» **Brief**
In total, how many lines of the data contain the word "name"? Only that number is wanted.

[Element data from apps and pages]

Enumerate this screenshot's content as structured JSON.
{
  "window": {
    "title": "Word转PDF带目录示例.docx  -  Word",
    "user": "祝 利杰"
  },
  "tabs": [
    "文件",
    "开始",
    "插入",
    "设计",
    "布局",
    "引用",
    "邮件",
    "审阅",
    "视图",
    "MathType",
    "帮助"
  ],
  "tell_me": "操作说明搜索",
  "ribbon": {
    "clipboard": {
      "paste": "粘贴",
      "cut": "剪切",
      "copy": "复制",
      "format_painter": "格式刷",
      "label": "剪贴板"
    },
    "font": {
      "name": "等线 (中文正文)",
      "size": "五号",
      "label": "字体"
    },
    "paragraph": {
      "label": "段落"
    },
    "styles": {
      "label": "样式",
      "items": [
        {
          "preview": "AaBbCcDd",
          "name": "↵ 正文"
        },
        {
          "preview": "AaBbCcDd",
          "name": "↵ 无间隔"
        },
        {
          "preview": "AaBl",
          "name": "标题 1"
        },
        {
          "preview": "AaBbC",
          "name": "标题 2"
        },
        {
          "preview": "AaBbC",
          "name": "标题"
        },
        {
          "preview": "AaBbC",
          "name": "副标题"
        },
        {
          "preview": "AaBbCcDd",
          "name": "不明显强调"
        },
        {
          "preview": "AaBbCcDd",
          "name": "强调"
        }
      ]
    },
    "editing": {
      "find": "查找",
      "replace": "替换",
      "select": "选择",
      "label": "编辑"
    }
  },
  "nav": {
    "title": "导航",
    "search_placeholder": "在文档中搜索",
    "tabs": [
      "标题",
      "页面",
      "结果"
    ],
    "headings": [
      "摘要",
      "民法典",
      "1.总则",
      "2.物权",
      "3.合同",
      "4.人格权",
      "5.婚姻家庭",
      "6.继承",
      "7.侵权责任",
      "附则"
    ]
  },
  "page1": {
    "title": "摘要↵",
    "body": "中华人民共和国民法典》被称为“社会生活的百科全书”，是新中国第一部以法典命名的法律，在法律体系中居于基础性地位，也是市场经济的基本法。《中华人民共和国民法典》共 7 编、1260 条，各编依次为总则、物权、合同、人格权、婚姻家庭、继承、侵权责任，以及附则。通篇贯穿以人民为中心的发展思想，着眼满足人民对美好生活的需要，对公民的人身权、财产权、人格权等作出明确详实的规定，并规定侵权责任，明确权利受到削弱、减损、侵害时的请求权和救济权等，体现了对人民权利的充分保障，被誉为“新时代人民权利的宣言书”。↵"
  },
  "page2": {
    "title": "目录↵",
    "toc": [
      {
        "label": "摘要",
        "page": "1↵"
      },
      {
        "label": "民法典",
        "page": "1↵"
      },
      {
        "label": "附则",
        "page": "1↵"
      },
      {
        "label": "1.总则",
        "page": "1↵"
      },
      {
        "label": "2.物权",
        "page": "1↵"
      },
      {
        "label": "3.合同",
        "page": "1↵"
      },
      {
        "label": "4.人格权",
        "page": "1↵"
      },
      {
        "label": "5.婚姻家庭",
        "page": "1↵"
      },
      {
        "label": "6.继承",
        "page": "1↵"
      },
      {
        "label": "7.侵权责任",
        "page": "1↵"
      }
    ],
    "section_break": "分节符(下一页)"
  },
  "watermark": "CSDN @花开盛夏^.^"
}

» **Task response**
9